Look through the records and copy each line that has "Editor" in it.
*** RECORDED DATA Section Begins ***
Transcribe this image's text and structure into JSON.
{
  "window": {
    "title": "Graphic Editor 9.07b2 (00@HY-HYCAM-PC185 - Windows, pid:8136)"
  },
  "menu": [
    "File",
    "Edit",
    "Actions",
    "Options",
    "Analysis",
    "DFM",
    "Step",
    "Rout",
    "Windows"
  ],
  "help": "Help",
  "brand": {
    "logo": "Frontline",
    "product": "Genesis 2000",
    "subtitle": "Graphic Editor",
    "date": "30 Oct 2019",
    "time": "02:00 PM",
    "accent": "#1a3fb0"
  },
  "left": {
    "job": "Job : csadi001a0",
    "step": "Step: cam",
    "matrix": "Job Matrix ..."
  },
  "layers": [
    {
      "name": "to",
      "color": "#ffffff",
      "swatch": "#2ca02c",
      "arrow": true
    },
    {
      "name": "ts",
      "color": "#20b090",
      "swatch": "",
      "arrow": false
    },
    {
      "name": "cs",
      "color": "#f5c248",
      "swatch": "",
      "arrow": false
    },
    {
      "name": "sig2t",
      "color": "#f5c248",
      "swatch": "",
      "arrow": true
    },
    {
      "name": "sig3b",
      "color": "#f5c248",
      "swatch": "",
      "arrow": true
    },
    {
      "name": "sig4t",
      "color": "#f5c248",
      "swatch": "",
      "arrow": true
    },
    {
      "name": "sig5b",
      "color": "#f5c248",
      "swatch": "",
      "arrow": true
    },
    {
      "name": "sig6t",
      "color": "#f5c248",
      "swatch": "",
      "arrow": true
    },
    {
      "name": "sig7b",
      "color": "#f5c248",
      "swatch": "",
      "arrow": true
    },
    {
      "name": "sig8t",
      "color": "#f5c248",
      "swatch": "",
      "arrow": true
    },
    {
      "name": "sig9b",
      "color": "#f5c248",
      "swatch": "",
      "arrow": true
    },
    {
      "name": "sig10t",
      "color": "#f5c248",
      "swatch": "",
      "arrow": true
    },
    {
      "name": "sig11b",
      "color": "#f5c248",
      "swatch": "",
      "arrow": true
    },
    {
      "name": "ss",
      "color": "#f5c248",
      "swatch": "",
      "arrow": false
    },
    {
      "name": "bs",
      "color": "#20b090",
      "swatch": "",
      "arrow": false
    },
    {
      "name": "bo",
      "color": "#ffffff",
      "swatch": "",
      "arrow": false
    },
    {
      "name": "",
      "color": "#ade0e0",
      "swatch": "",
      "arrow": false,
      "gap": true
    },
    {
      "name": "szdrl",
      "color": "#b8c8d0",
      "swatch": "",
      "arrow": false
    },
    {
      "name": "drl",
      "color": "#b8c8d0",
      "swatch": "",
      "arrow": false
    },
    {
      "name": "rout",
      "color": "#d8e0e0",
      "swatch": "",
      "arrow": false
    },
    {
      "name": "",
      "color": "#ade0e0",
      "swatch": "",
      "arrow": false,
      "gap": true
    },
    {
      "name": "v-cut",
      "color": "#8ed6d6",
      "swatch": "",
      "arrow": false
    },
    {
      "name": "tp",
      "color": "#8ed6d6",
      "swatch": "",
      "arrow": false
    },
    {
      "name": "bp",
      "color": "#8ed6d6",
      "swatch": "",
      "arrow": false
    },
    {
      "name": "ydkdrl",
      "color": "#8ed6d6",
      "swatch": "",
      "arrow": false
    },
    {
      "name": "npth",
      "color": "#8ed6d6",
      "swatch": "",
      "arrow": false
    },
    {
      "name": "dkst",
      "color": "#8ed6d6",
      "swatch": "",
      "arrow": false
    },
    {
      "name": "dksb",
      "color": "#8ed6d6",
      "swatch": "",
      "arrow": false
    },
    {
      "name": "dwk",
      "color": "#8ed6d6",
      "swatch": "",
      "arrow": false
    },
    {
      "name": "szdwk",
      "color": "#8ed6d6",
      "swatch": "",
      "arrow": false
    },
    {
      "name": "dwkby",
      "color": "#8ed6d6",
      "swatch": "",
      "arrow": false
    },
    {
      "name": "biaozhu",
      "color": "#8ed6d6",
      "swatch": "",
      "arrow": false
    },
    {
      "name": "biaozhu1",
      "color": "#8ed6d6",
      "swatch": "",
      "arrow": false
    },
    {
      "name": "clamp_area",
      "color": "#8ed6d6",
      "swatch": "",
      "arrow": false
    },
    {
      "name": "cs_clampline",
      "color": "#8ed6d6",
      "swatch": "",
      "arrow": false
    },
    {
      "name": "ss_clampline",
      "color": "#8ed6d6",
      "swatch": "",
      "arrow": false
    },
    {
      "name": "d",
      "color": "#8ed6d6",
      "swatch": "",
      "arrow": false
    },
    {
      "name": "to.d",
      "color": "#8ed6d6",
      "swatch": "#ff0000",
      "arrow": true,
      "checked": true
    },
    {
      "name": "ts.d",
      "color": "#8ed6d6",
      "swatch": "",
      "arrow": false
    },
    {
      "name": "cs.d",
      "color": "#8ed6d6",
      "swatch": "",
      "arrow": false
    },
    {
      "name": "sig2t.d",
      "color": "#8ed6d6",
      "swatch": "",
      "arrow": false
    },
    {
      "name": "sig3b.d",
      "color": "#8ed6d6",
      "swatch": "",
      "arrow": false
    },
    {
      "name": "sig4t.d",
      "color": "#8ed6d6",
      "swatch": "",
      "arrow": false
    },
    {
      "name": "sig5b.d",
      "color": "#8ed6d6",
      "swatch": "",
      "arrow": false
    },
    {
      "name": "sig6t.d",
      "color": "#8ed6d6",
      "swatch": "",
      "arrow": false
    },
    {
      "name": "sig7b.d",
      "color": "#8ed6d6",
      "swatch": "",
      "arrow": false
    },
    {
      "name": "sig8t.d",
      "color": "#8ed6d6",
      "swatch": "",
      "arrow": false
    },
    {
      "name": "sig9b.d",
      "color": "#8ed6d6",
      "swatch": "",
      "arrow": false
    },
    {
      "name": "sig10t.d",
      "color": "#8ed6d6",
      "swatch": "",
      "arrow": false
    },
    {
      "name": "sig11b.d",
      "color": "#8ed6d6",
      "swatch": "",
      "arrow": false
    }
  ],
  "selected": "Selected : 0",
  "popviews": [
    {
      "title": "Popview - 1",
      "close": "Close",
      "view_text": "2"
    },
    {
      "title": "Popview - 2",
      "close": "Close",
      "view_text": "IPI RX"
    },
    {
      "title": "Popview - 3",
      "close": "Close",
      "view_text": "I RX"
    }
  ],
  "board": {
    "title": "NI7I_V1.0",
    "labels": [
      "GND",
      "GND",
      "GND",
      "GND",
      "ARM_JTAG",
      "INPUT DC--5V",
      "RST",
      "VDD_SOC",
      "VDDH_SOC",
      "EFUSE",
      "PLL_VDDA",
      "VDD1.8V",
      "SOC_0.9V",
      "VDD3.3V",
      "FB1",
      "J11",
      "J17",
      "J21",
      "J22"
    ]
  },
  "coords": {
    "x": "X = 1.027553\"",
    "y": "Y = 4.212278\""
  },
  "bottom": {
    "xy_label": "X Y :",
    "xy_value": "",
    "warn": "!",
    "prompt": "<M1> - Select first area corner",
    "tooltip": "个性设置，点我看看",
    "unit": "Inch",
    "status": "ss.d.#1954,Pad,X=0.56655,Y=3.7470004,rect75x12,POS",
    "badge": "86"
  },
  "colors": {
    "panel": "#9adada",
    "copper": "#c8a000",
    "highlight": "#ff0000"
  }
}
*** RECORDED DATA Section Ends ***
→ **RESPONSE AREA**:
    "title": "Graphic Editor 9.07b2 (00@HY-HYCAM-PC185 - Windows, pid:8136)"
    "subtitle": "Graphic Editor",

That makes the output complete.